Inhabitat recently had an interesting interview with Paul Kephart (part 2 here), the executive director of Rana Creek Habitat Restoration and Living Architecture, the folks behind such green-roof icons of sustainable architecture as the Gap headquarters and the California Academy of Sciences. I must confess a certain anxiety over the term "sustainability," as it seems to have collapsed into a buzzword that too many architects and clients latch onto as some sort of empty badge of progressive merit, without truly understanding the larger issues at stake. Yet while I am certainly no expert on green architecture and sustainable technologies, I understand that sustainable practices must be integrated into the architectural status quo in order for the discipline to have any lasting relevance. It is in this respect -- the interesection of ecology and utopia -- that I value the work (and the comments) of Kephart and his firm.
The most informative aspect of the interview is Kephart's specificity with regard to sustainable methodology (again, in contrast to the mainstream, generic usage of the term). The integration of food production and waste treatment into the architecture of a building particularly seems like a no-brainer. I also appreciate the willingness to extend a building's ecological features didactically into the programmatic realm: the green roof of the California Academy of Sciences building becomes an actual exhibit, an occupiable, living habitat that functions both environmentally and educationally.
One tangential thought: Perhaps a crucial component of an ecologically utopian architecture would be to go beyond the technical details and processes that seem to preoccupy green architects, and to actually project into the future, imagining alternative uses (and abuses) of a building. Maybe designers should include such speculations as a way to grasp the full potential of these nascent practices.

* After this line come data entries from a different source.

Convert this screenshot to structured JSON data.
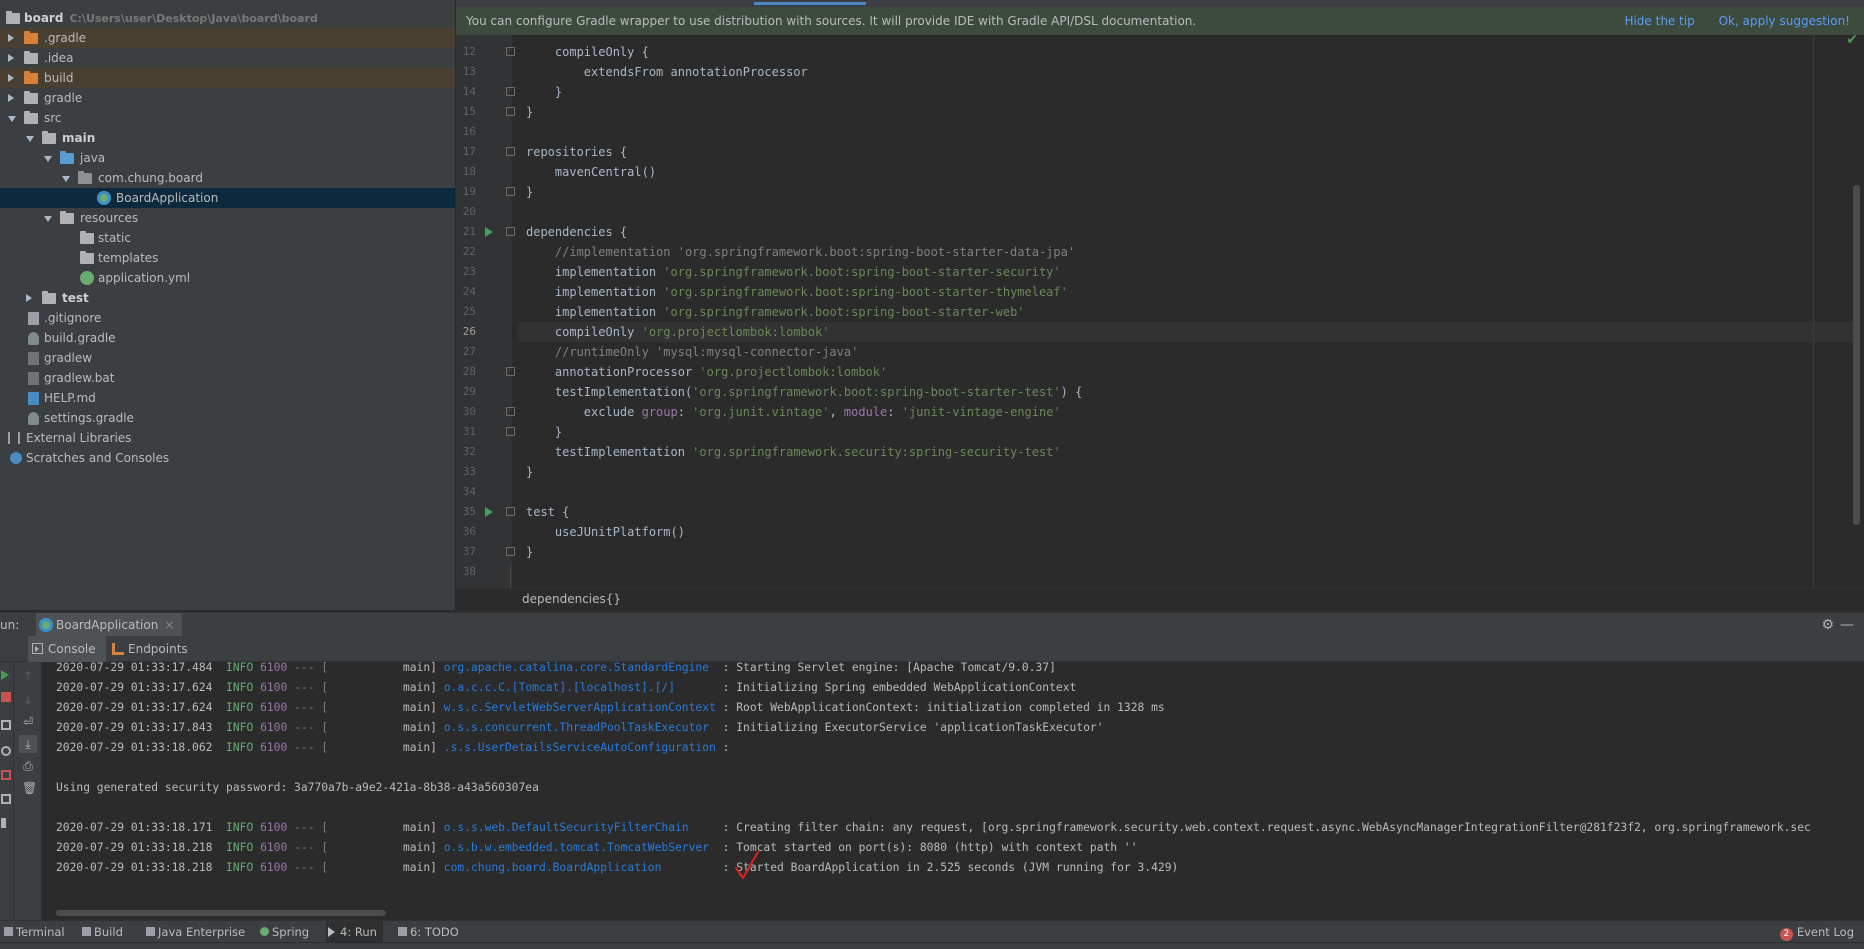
{
  "project": {
    "root_name": "board",
    "root_path": "C:\\Users\\user\\Desktop\\Java\\board\\board",
    "items": [
      {
        "label": ".gradle"
      },
      {
        "label": ".idea"
      },
      {
        "label": "build"
      },
      {
        "label": "gradle"
      },
      {
        "label": "src"
      },
      {
        "label": "main"
      },
      {
        "label": "java"
      },
      {
        "label": "com.chung.board"
      },
      {
        "label": "BoardApplication"
      },
      {
        "label": "resources"
      },
      {
        "label": "static"
      },
      {
        "label": "templates"
      },
      {
        "label": "application.yml"
      },
      {
        "label": "test"
      },
      {
        "label": ".gitignore"
      },
      {
        "label": "build.gradle"
      },
      {
        "label": "gradlew"
      },
      {
        "label": "gradlew.bat"
      },
      {
        "label": "HELP.md"
      },
      {
        "label": "settings.gradle"
      },
      {
        "label": "External Libraries"
      },
      {
        "label": "Scratches and Consoles"
      }
    ]
  },
  "editor": {
    "tip_text": "You can configure Gradle wrapper to use distribution with sources. It will provide IDE with Gradle API/DSL documentation.",
    "tip_hide": "Hide the tip",
    "tip_apply": "Ok, apply suggestion!",
    "breadcrumb": "dependencies{}",
    "line_numbers": [
      "12",
      "13",
      "14",
      "15",
      "16",
      "17",
      "18",
      "19",
      "20",
      "21",
      "22",
      "23",
      "24",
      "25",
      "26",
      "27",
      "28",
      "29",
      "30",
      "31",
      "32",
      "33",
      "34",
      "35",
      "36",
      "37",
      "38"
    ],
    "lines": {
      "l12": "    compileOnly {",
      "l13": "        extendsFrom annotationProcessor",
      "l14": "    }",
      "l15": "}",
      "l17": "repositories {",
      "l18": "    mavenCentral()",
      "l19": "}",
      "l21": "dependencies {",
      "l22": "    //implementation 'org.springframework.boot:spring-boot-starter-data-jpa'",
      "l23_kw": "    implementation ",
      "l23_str": "'org.springframework.boot:spring-boot-starter-security'",
      "l24_kw": "    implementation ",
      "l24_str": "'org.springframework.boot:spring-boot-starter-thymeleaf'",
      "l25_kw": "    implementation ",
      "l25_str": "'org.springframework.boot:spring-boot-starter-web'",
      "l26_kw": "    compileOnly ",
      "l26_str": "'org.projectlombok:lombok'",
      "l27": "    //runtimeOnly 'mysql:mysql-connector-java'",
      "l28_kw": "    annotationProcessor ",
      "l28_str": "'org.projectlombok:lombok'",
      "l29_kw": "    testImplementation(",
      "l29_str": "'org.springframework.boot:spring-boot-starter-test'",
      "l29_end": ") {",
      "l30_kw": "        exclude ",
      "l30_g": "group",
      "l30_sep1": ": ",
      "l30_s1": "'org.junit.vintage'",
      "l30_sep2": ", ",
      "l30_m": "module",
      "l30_sep3": ": ",
      "l30_s2": "'junit-vintage-engine'",
      "l31": "    }",
      "l32_kw": "    testImplementation ",
      "l32_str": "'org.springframework.security:spring-security-test'",
      "l33": "}",
      "l35": "test {",
      "l36": "    useJUnitPlatform()",
      "l37": "}"
    }
  },
  "run": {
    "label": "un:",
    "tab_label": "BoardApplication",
    "sub_console": "Console",
    "sub_endpoints": "Endpoints",
    "logs": [
      {
        "ts": "2020-07-29 01:33:17.484",
        "lvl": "INFO",
        "pid": "6100",
        "thread": "main",
        "cls": "org.apache.catalina.core.StandardEngine  ",
        "msg": ": Starting Servlet engine: [Apache Tomcat/9.0.37]"
      },
      {
        "ts": "2020-07-29 01:33:17.624",
        "lvl": "INFO",
        "pid": "6100",
        "thread": "main",
        "cls": "o.a.c.c.C.[Tomcat].[localhost].[/]       ",
        "msg": ": Initializing Spring embedded WebApplicationContext"
      },
      {
        "ts": "2020-07-29 01:33:17.624",
        "lvl": "INFO",
        "pid": "6100",
        "thread": "main",
        "cls": "w.s.c.ServletWebServerApplicationContext",
        "msg": " : Root WebApplicationContext: initialization completed in 1328 ms"
      },
      {
        "ts": "2020-07-29 01:33:17.843",
        "lvl": "INFO",
        "pid": "6100",
        "thread": "main",
        "cls": "o.s.s.concurrent.ThreadPoolTaskExecutor ",
        "msg": " : Initializing ExecutorService 'applicationTaskExecutor'"
      },
      {
        "ts": "2020-07-29 01:33:18.062",
        "lvl": "INFO",
        "pid": "6100",
        "thread": "main",
        "cls": ".s.s.UserDetailsServiceAutoConfiguration ",
        "msg": ": "
      },
      {
        "ts": "2020-07-29 01:33:18.171",
        "lvl": "INFO",
        "pid": "6100",
        "thread": "main",
        "cls": "o.s.s.web.DefaultSecurityFilterChain     ",
        "msg": ": Creating filter chain: any request, [org.springframework.security.web.context.request.async.WebAsyncManagerIntegrationFilter@281f23f2, org.springframework.sec"
      },
      {
        "ts": "2020-07-29 01:33:18.218",
        "lvl": "INFO",
        "pid": "6100",
        "thread": "main",
        "cls": "o.s.b.w.embedded.tomcat.TomcatWebServer  ",
        "msg": ": Tomcat started on port(s): 8080 (http) with context path ''"
      },
      {
        "ts": "2020-07-29 01:33:18.218",
        "lvl": "INFO",
        "pid": "6100",
        "thread": "main",
        "cls": "com.chung.board.BoardApplication         ",
        "msg": ": Started BoardApplication in 2.525 seconds (JVM running for 3.429)"
      }
    ],
    "password_line": "Using generated security password: 3a770a7b-a9e2-421a-8b38-a43a560307ea"
  },
  "bottom": {
    "terminal": "Terminal",
    "build": "Build",
    "java_enterprise": "Java Enterprise",
    "spring": "Spring",
    "run": "4: Run",
    "todo": "6: TODO",
    "event_log": "Event Log",
    "event_count": "2"
  }
}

In a way, it reminds me of the contemporary architect's need to get over the excitement of flashy forms made possible with digital technologies and to figure out what this new technological wizardy can actually do for architecture and humanity as a whole.
And while I'm on the subject of sustainability, if you haven't seen Al Gore's documentary yet, do so.
link: "Interview: Paul Kephart of Rana Creek", from Inhabitat